Photo of Brian Cohen Brian Cohen

Brian Cohen is a founding partner of the firm. An accomplished litigator practicing in federal and state courts throughout the country, he has extensive experience in all phases of litigation. Brian has successfully represented a diverse clientele in a broad range of complex…

Brian Cohen is a founding partner of the firm. An accomplished litigator practicing in federal and state courts throughout the country, he has extensive experience in all phases of litigation. Brian has successfully represented a diverse clientele in a broad range of complex business and real estate litigation and class action litigation. Brian is a 1997 graduate of the St. John’s University School of Law, where he was a member of the St. John’s Law Review.

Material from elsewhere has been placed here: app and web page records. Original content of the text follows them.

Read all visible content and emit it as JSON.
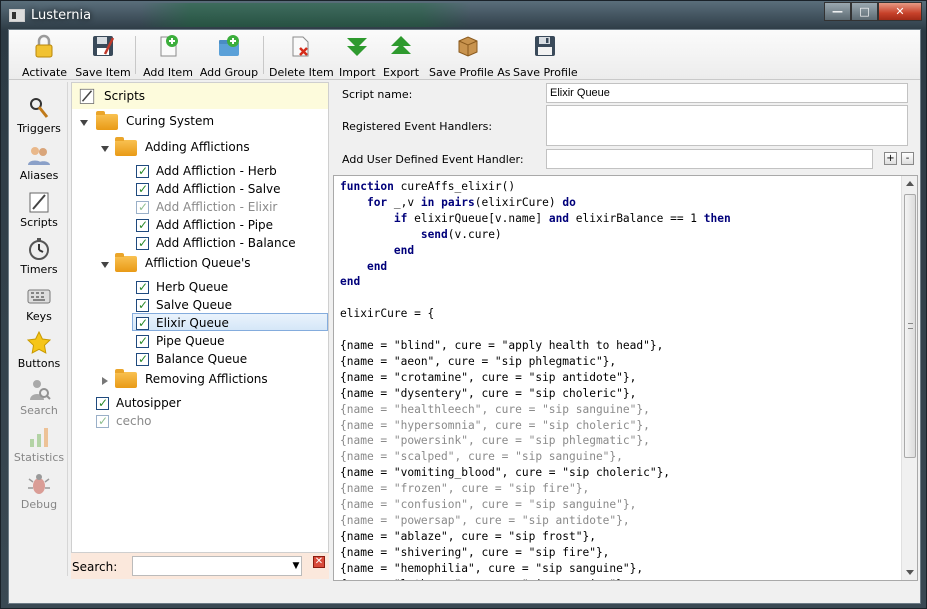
{
  "window": {
    "title": "Lusternia",
    "controls": {
      "minimize": "—",
      "maximize": "□",
      "close": "✕"
    }
  },
  "toolbar": {
    "buttons": [
      {
        "label": "Activate",
        "icon": "lock-icon"
      },
      {
        "label": "Save Item",
        "icon": "save-item-icon"
      },
      {
        "label": "Add Item",
        "icon": "add-item-icon"
      },
      {
        "label": "Add Group",
        "icon": "add-group-icon"
      },
      {
        "label": "Delete Item",
        "icon": "delete-item-icon"
      },
      {
        "label": "Import",
        "icon": "import-arrow-icon"
      },
      {
        "label": "Export",
        "icon": "export-arrow-icon"
      },
      {
        "label": "Save Profile As",
        "icon": "package-icon"
      },
      {
        "label": "Save Profile",
        "icon": "floppy-disk-icon"
      }
    ]
  },
  "sidebar": {
    "items": [
      {
        "label": "Triggers",
        "icon": "triggers-icon",
        "enabled": true
      },
      {
        "label": "Aliases",
        "icon": "aliases-icon",
        "enabled": true
      },
      {
        "label": "Scripts",
        "icon": "scripts-icon",
        "enabled": true
      },
      {
        "label": "Timers",
        "icon": "timers-icon",
        "enabled": true
      },
      {
        "label": "Keys",
        "icon": "keys-icon",
        "enabled": true
      },
      {
        "label": "Buttons",
        "icon": "star-icon",
        "enabled": true
      },
      {
        "label": "Search",
        "icon": "search-person-icon",
        "enabled": false
      },
      {
        "label": "Statistics",
        "icon": "statistics-icon",
        "enabled": false
      },
      {
        "label": "Debug",
        "icon": "bug-icon",
        "enabled": false
      }
    ]
  },
  "tree": {
    "header": "Scripts",
    "nodes": [
      {
        "label": "Curing System",
        "type": "folder",
        "expanded": true
      },
      {
        "label": "Adding Afflictions",
        "type": "folder",
        "expanded": true
      },
      {
        "label": "Add Affliction - Herb",
        "type": "item",
        "active": true
      },
      {
        "label": "Add Affliction - Salve",
        "type": "item",
        "active": true
      },
      {
        "label": "Add Affliction - Elixir",
        "type": "item",
        "active": false
      },
      {
        "label": "Add Affliction - Pipe",
        "type": "item",
        "active": true
      },
      {
        "label": "Add Affliction - Balance",
        "type": "item",
        "active": true
      },
      {
        "label": "Affliction Queue's",
        "type": "folder",
        "expanded": true
      },
      {
        "label": "Herb Queue",
        "type": "item",
        "active": true
      },
      {
        "label": "Salve Queue",
        "type": "item",
        "active": true
      },
      {
        "label": "Elixir Queue",
        "type": "item",
        "active": true,
        "selected": true
      },
      {
        "label": "Pipe Queue",
        "type": "item",
        "active": true
      },
      {
        "label": "Balance Queue",
        "type": "item",
        "active": true
      },
      {
        "label": "Removing Afflictions",
        "type": "folder",
        "expanded": false
      },
      {
        "label": "Autosipper",
        "type": "item",
        "active": true
      },
      {
        "label": "cecho",
        "type": "item",
        "active": false
      }
    ]
  },
  "search": {
    "label": "Search:",
    "value": "",
    "clear": "✕"
  },
  "properties": {
    "script_name_label": "Script name:",
    "script_name_value": "Elixir Queue",
    "event_handlers_label": "Registered Event Handlers:",
    "add_handler_label": "Add User Defined Event Handler:",
    "add_handler_value": "",
    "add_btn": "+",
    "remove_btn": "-"
  },
  "editor": {
    "lines": [
      {
        "text": "function cureAffs_elixir()",
        "dim": false
      },
      {
        "text": "    for _,v in pairs(elixirCure) do",
        "dim": false
      },
      {
        "text": "        if elixirQueue[v.name] and elixirBalance == 1 then",
        "dim": false
      },
      {
        "text": "            send(v.cure)",
        "dim": false
      },
      {
        "text": "        end",
        "dim": false
      },
      {
        "text": "    end",
        "dim": false
      },
      {
        "text": "end",
        "dim": false
      },
      {
        "text": "",
        "dim": false
      },
      {
        "text": "elixirCure = {",
        "dim": false
      },
      {
        "text": "",
        "dim": false
      },
      {
        "text": "{name = \"blind\", cure = \"apply health to head\"},",
        "dim": false
      },
      {
        "text": "{name = \"aeon\", cure = \"sip phlegmatic\"},",
        "dim": false
      },
      {
        "text": "{name = \"crotamine\", cure = \"sip antidote\"},",
        "dim": false
      },
      {
        "text": "{name = \"dysentery\", cure = \"sip choleric\"},",
        "dim": false
      },
      {
        "text": "{name = \"healthleech\", cure = \"sip sanguine\"},",
        "dim": true
      },
      {
        "text": "{name = \"hypersomnia\", cure = \"sip choleric\"},",
        "dim": true
      },
      {
        "text": "{name = \"powersink\", cure = \"sip phlegmatic\"},",
        "dim": true
      },
      {
        "text": "{name = \"scalped\", cure = \"sip sanguine\"},",
        "dim": true
      },
      {
        "text": "{name = \"vomiting_blood\", cure = \"sip choleric\"},",
        "dim": false
      },
      {
        "text": "{name = \"frozen\", cure = \"sip fire\"},",
        "dim": true
      },
      {
        "text": "{name = \"confusion\", cure = \"sip sanguine\"},",
        "dim": true
      },
      {
        "text": "{name = \"powersap\", cure = \"sip antidote\"},",
        "dim": true
      },
      {
        "text": "{name = \"ablaze\", cure = \"sip frost\"},",
        "dim": false
      },
      {
        "text": "{name = \"shivering\", cure = \"sip fire\"},",
        "dim": false
      },
      {
        "text": "{name = \"hemophilia\", cure = \"sip sanguine\"},",
        "dim": false
      },
      {
        "text": "{name = \"lethargy\", cure = \"sip sanguine\"},",
        "dim": false
      }
    ]
  },
  "colors": {
    "keyword": "#00007a",
    "selection": "#d5e7f8",
    "tree_header": "#fdfbdc",
    "search_bar": "#fbe8dc"
  }
}
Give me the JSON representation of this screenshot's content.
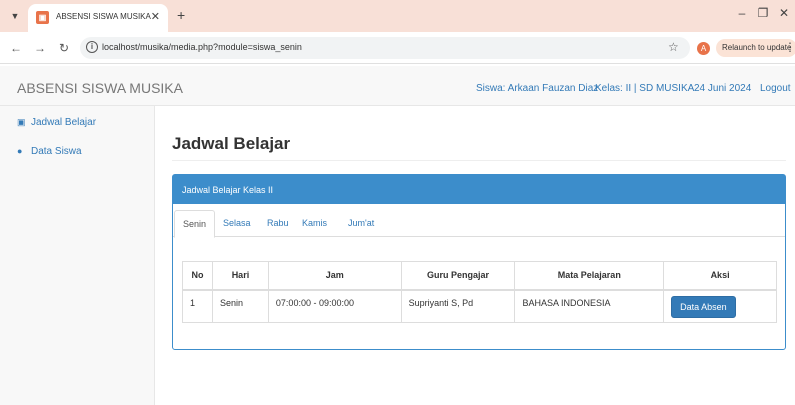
{
  "browser": {
    "tab_title": "ABSENSI SISWA MUSIKA",
    "url": "localhost/musika/media.php?module=siswa_senin",
    "profile_initial": "A",
    "relaunch_label": "Relaunch to update"
  },
  "navbar": {
    "brand": "ABSENSI SISWA MUSIKA",
    "student": "Siswa: Arkaan Fauzan Diaz",
    "class": "Kelas: II | SD MUSIKA",
    "date": "24 Juni 2024",
    "logout": "Logout"
  },
  "sidebar": {
    "items": [
      {
        "label": "Jadwal Belajar",
        "icon": "image-icon"
      },
      {
        "label": "Data Siswa",
        "icon": "users-icon"
      }
    ]
  },
  "main": {
    "title": "Jadwal Belajar",
    "panel_title": "Jadwal Belajar Kelas II",
    "tabs": [
      "Senin",
      "Selasa",
      "Rabu",
      "Kamis",
      "Jum'at"
    ],
    "active_tab": "Senin",
    "table": {
      "headers": [
        "No",
        "Hari",
        "Jam",
        "Guru Pengajar",
        "Mata Pelajaran",
        "Aksi"
      ],
      "rows": [
        {
          "no": "1",
          "hari": "Senin",
          "jam": "07:00:00 - 09:00:00",
          "guru": "Supriyanti S, Pd",
          "mapel": "BAHASA INDONESIA",
          "action": "Data Absen"
        }
      ]
    }
  },
  "colors": {
    "primary": "#337ab7",
    "panel": "#3c8dcb",
    "tabbar": "#f8e0d7",
    "accent": "#e8734a"
  }
}
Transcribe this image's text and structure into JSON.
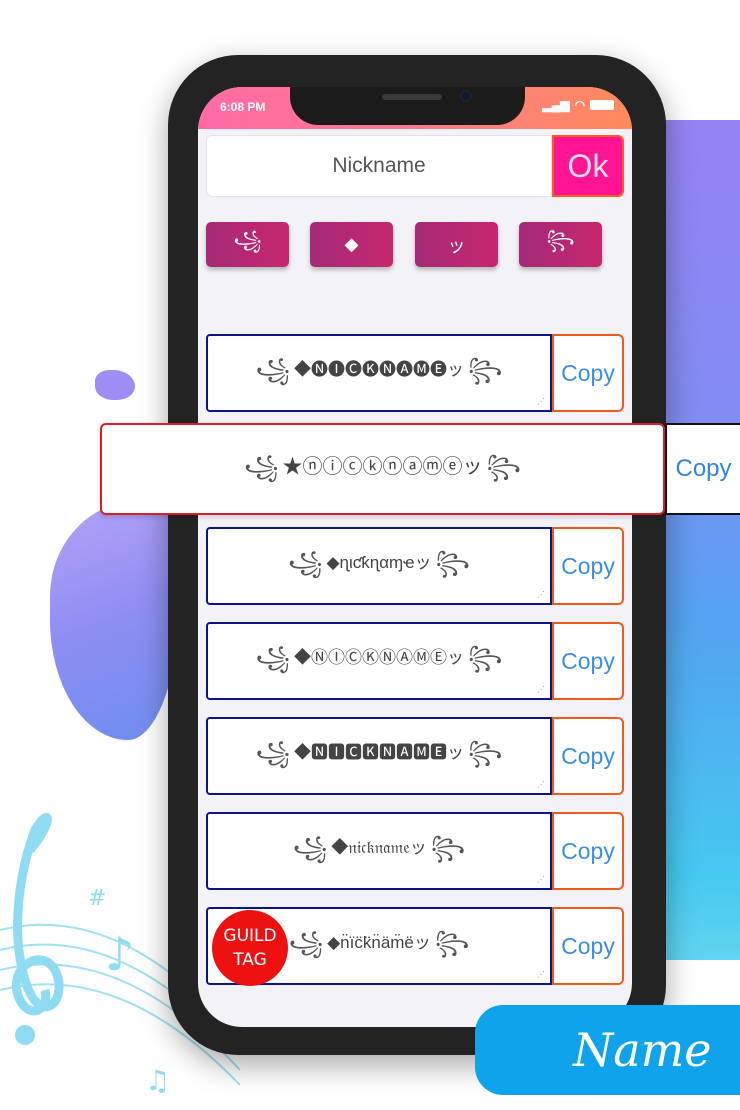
{
  "status_bar": {
    "time": "6:08 PM",
    "signal_icon": "signal-bars-icon",
    "wifi_icon": "wifi-icon",
    "battery_icon": "battery-icon"
  },
  "input": {
    "value": "Nickname",
    "ok_label": "Ok"
  },
  "symbol_buttons": [
    {
      "glyph": "꧁",
      "icon": "swirl-left-icon"
    },
    {
      "glyph": "◆",
      "icon": "diamond-icon"
    },
    {
      "glyph": "ッ",
      "icon": "tsu-icon"
    },
    {
      "glyph": "꧂",
      "icon": "swirl-right-icon"
    }
  ],
  "results": [
    {
      "text": "◆🅝🅘🅒🅚🅝🅐🅜🅔ッ",
      "copy_label": "Copy"
    },
    {
      "text": "◆ɳιƈƙɳαɱҽッ",
      "copy_label": "Copy"
    },
    {
      "text": "◆ⓃⒾⒸⓀⓃⒶⓂⒺッ",
      "copy_label": "Copy"
    },
    {
      "text": "◆🅽🅸🅲🅺🅽🅰🅼🅴ッ",
      "copy_label": "Copy"
    },
    {
      "text": "◆𝔫𝔦𝔠𝔨𝔫𝔞𝔪𝔢ッ",
      "copy_label": "Copy"
    },
    {
      "text": "◆n̈ïc̈k̈n̈äm̈ëッ",
      "copy_label": "Copy"
    }
  ],
  "highlighted": {
    "text": "★ⓝⓘⓒⓚⓝⓐⓜⓔッ",
    "copy_label": "Copy"
  },
  "ornaments": {
    "left": "꧁",
    "right": "꧂"
  },
  "guild_tag": {
    "line1": "GUILD",
    "line2": "TAG"
  },
  "banner": {
    "label": "Name"
  },
  "colors": {
    "ok_button": "#ff1493",
    "symbol_button": "#b8286f",
    "result_border": "#0c1386",
    "copy_border": "#f05a1d",
    "copy_text": "#3a8ee6",
    "highlight_border": "#d8202a",
    "guild_tag": "#ee1111",
    "banner": "#0fa3ec"
  }
}
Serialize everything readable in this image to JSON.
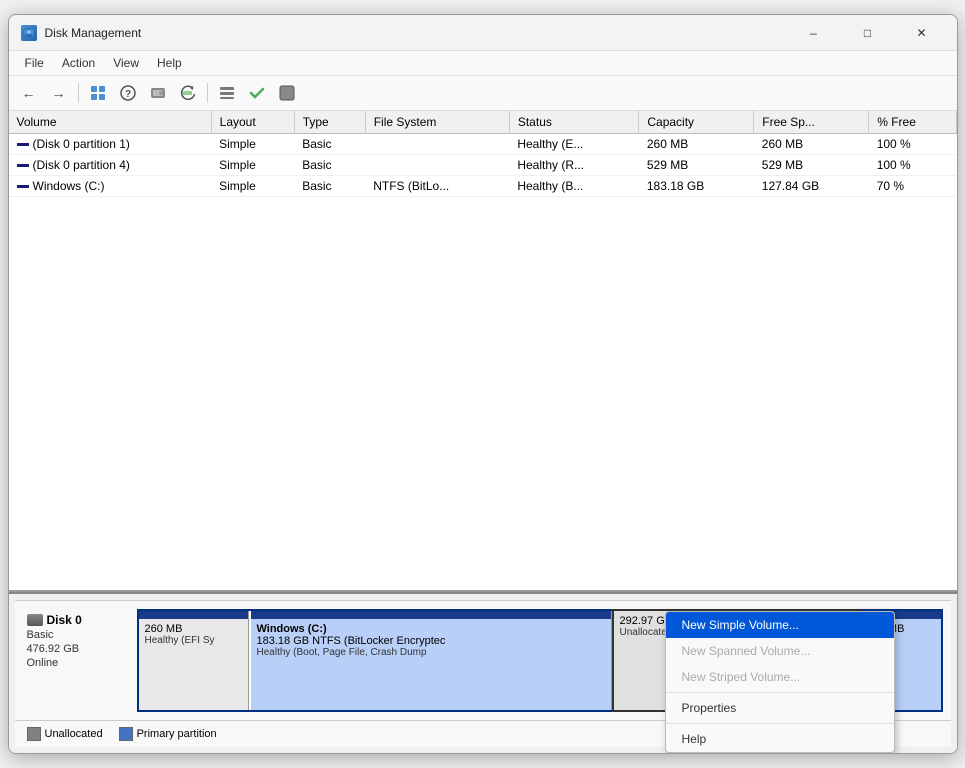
{
  "window": {
    "title": "Disk Management",
    "icon": "disk-icon"
  },
  "title_controls": {
    "minimize": "–",
    "maximize": "□",
    "close": "✕"
  },
  "menu": {
    "items": [
      "File",
      "Action",
      "View",
      "Help"
    ]
  },
  "toolbar": {
    "buttons": [
      "◀",
      "▶",
      "⊞",
      "?",
      "⊟",
      "⊠",
      "⊡",
      "📋",
      "✔",
      "⬛"
    ]
  },
  "table": {
    "columns": [
      "Volume",
      "Layout",
      "Type",
      "File System",
      "Status",
      "Capacity",
      "Free Sp...",
      "% Free"
    ],
    "rows": [
      {
        "volume": "(Disk 0 partition 1)",
        "layout": "Simple",
        "type": "Basic",
        "filesystem": "",
        "status": "Healthy (E...",
        "capacity": "260 MB",
        "free": "260 MB",
        "pct_free": "100 %"
      },
      {
        "volume": "(Disk 0 partition 4)",
        "layout": "Simple",
        "type": "Basic",
        "filesystem": "",
        "status": "Healthy (R...",
        "capacity": "529 MB",
        "free": "529 MB",
        "pct_free": "100 %"
      },
      {
        "volume": "Windows (C:)",
        "layout": "Simple",
        "type": "Basic",
        "filesystem": "NTFS (BitLo...",
        "status": "Healthy (B...",
        "capacity": "183.18 GB",
        "free": "127.84 GB",
        "pct_free": "70 %"
      }
    ]
  },
  "disk": {
    "name": "Disk 0",
    "type": "Basic",
    "size": "476.92 GB",
    "status": "Online",
    "partitions": [
      {
        "id": "efi",
        "size": "260 MB",
        "detail": "Healthy (EFI Sy"
      },
      {
        "id": "windows",
        "name": "Windows  (C:)",
        "size_gb": "183.18 GB NTFS (BitLocker Encryptec",
        "detail": "Healthy (Boot, Page File, Crash Dump"
      },
      {
        "id": "unallocated",
        "size": "292.97 GB",
        "label": "Unallocated"
      },
      {
        "id": "recovery",
        "size": "529 MB",
        "detail": ""
      }
    ]
  },
  "context_menu": {
    "items": [
      {
        "label": "New Simple Volume...",
        "active": true,
        "disabled": false
      },
      {
        "label": "New Spanned Volume...",
        "active": false,
        "disabled": true
      },
      {
        "label": "New Striped Volume...",
        "active": false,
        "disabled": true
      },
      {
        "separator": true
      },
      {
        "label": "Properties",
        "active": false,
        "disabled": false
      },
      {
        "separator": false
      },
      {
        "label": "Help",
        "active": false,
        "disabled": false
      }
    ]
  },
  "legend": {
    "items": [
      {
        "type": "unallocated",
        "label": "Unallocated"
      },
      {
        "type": "primary",
        "label": "Primary partition"
      }
    ]
  }
}
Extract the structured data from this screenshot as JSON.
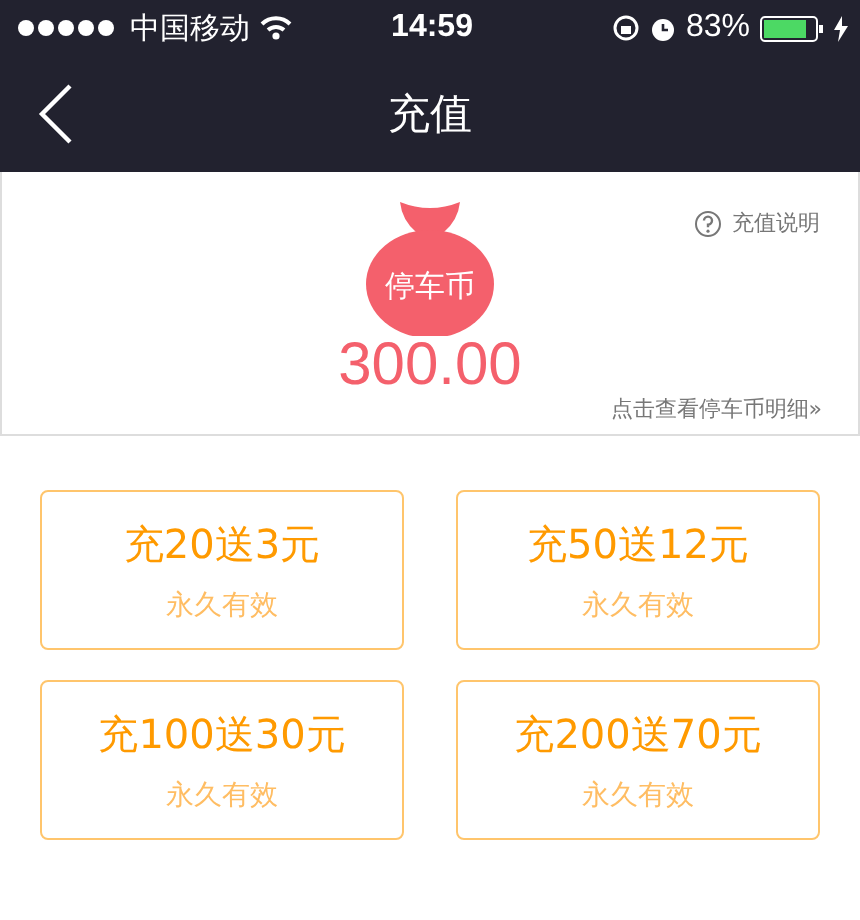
{
  "status_bar": {
    "carrier": "中国移动",
    "time": "14:59",
    "battery": "83%"
  },
  "nav": {
    "title": "充值"
  },
  "balance": {
    "help": "充值说明",
    "coin_label": "停车币",
    "amount": "300.00",
    "detail_link": "点击查看停车币明细",
    "detail_arrow": "»"
  },
  "packages": [
    {
      "title": "充20送3元",
      "note": "永久有效"
    },
    {
      "title": "充50送12元",
      "note": "永久有效"
    },
    {
      "title": "充100送30元",
      "note": "永久有效"
    },
    {
      "title": "充200送70元",
      "note": "永久有效"
    }
  ]
}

Brian is admitted to practice law in New York, Connecticut, the United States Supreme Court, United States Courts of Appeals for the Second Circuit, and the United States District Courts for the Southern and Eastern Districts of New York and the District of Connecticut. He is a member of the Westchester County Bar Association and its Corporate and Commercial Law Committee.